▶ [RECORD EXTRACTS]:
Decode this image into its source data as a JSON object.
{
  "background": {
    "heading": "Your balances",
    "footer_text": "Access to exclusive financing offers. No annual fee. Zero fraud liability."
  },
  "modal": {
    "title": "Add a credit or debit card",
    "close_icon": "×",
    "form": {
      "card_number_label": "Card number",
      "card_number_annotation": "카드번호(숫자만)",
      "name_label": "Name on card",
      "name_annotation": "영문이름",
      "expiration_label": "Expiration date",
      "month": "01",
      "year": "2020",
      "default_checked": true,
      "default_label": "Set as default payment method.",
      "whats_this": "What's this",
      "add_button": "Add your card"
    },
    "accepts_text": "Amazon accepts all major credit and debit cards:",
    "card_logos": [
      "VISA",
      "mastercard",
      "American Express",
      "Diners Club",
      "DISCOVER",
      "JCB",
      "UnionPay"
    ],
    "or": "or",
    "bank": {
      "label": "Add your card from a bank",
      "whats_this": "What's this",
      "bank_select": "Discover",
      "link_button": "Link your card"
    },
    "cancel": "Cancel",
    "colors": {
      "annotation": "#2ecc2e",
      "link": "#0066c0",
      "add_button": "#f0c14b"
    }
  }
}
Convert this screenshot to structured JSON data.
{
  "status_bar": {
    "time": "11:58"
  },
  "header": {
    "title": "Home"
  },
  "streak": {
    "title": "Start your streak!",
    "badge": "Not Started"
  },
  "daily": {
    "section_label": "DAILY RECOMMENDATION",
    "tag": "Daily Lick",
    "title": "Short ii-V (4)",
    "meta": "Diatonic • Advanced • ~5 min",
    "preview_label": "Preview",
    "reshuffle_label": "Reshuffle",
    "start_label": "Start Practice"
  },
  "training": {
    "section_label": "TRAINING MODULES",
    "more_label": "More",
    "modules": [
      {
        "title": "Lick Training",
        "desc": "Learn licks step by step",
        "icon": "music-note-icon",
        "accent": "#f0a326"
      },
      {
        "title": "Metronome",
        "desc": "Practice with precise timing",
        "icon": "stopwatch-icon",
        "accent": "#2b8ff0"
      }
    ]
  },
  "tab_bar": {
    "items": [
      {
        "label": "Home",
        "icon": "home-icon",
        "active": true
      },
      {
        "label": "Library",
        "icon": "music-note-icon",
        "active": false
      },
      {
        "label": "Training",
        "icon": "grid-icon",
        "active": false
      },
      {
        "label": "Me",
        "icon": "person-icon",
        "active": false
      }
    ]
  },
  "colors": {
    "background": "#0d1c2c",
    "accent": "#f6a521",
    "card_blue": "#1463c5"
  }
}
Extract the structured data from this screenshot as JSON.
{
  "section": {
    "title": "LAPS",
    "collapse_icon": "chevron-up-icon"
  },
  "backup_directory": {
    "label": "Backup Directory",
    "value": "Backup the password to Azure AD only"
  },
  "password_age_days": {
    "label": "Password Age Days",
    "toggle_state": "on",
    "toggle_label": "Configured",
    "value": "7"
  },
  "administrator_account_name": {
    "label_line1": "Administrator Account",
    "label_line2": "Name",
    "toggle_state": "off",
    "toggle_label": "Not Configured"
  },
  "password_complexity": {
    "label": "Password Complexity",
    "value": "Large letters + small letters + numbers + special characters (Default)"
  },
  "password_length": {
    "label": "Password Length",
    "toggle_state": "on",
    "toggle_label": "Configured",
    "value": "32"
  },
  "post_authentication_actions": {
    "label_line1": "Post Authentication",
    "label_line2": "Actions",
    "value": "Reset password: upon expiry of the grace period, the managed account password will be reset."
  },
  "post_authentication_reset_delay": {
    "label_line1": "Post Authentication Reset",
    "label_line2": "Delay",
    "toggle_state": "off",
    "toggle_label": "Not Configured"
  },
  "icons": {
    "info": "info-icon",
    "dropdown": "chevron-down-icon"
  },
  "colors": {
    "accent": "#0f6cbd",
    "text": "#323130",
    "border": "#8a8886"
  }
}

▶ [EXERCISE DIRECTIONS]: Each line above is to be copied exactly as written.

▶ [EXERCISE OUTPUT]:
Decode this image into its source data as a JSON object.
{
  "background": {
    "heading": "Your balances",
    "footer_text": "Access to exclusive financing offers. No annual fee. Zero fraud liability."
  },
  "modal": {
    "title": "Add a credit or debit card",
    "close_icon": "×",
    "form": {
      "card_number_label": "Card number",
      "card_number_annotation": "카드번호(숫자만)",
      "name_label": "Name on card",
      "name_annotation": "영문이름",
      "expiration_label": "Expiration date",
      "month": "01",
      "year": "2020",
      "default_checked": true,
      "default_label": "Set as default payment method.",
      "whats_this": "What's this",
      "add_button": "Add your card"
    },
    "accepts_text": "Amazon accepts all major credit and debit cards:",
    "card_logos": [
      "VISA",
      "mastercard",
      "American Express",
      "Diners Club",
      "DISCOVER",
      "JCB",
      "UnionPay"
    ],
    "or": "or",
    "bank": {
      "label": "Add your card from a bank",
      "whats_this": "What's this",
      "bank_select": "Discover",
      "link_button": "Link your card"
    },
    "cancel": "Cancel",
    "colors": {
      "annotation": "#2ecc2e",
      "link": "#0066c0",
      "add_button": "#f0c14b"
    }
  }
}
Convert this screenshot to structured JSON data.
{
  "status_bar": {
    "time": "11:58"
  },
  "header": {
    "title": "Home"
  },
  "streak": {
    "title": "Start your streak!",
    "badge": "Not Started"
  },
  "daily": {
    "section_label": "DAILY RECOMMENDATION",
    "tag": "Daily Lick",
    "title": "Short ii-V (4)",
    "meta": "Diatonic • Advanced • ~5 min",
    "preview_label": "Preview",
    "reshuffle_label": "Reshuffle",
    "start_label": "Start Practice"
  },
  "training": {
    "section_label": "TRAINING MODULES",
    "more_label": "More",
    "modules": [
      {
        "title": "Lick Training",
        "desc": "Learn licks step by step",
        "icon": "music-note-icon",
        "accent": "#f0a326"
      },
      {
        "title": "Metronome",
        "desc": "Practice with precise timing",
        "icon": "stopwatch-icon",
        "accent": "#2b8ff0"
      }
    ]
  },
  "tab_bar": {
    "items": [
      {
        "label": "Home",
        "icon": "home-icon",
        "active": true
      },
      {
        "label": "Library",
        "icon": "music-note-icon",
        "active": false
      },
      {
        "label": "Training",
        "icon": "grid-icon",
        "active": false
      },
      {
        "label": "Me",
        "icon": "person-icon",
        "active": false
      }
    ]
  },
  "colors": {
    "background": "#0d1c2c",
    "accent": "#f6a521",
    "card_blue": "#1463c5"
  }
}
Extract the structured data from this screenshot as JSON.
{
  "section": {
    "title": "LAPS",
    "collapse_icon": "chevron-up-icon"
  },
  "backup_directory": {
    "label": "Backup Directory",
    "value": "Backup the password to Azure AD only"
  },
  "password_age_days": {
    "label": "Password Age Days",
    "toggle_state": "on",
    "toggle_label": "Configured",
    "value": "7"
  },
  "administrator_account_name": {
    "label_line1": "Administrator Account",
    "label_line2": "Name",
    "toggle_state": "off",
    "toggle_label": "Not Configured"
  },
  "password_complexity": {
    "label": "Password Complexity",
    "value": "Large letters + small letters + numbers + special characters (Default)"
  },
  "password_length": {
    "label": "Password Length",
    "toggle_state": "on",
    "toggle_label": "Configured",
    "value": "32"
  },
  "post_authentication_actions": {
    "label_line1": "Post Authentication",
    "label_line2": "Actions",
    "value": "Reset password: upon expiry of the grace period, the managed account password will be reset."
  },
  "post_authentication_reset_delay": {
    "label_line1": "Post Authentication Reset",
    "label_line2": "Delay",
    "toggle_state": "off",
    "toggle_label": "Not Configured"
  },
  "icons": {
    "info": "info-icon",
    "dropdown": "chevron-down-icon"
  },
  "colors": {
    "accent": "#0f6cbd",
    "text": "#323130",
    "border": "#8a8886"
  }
}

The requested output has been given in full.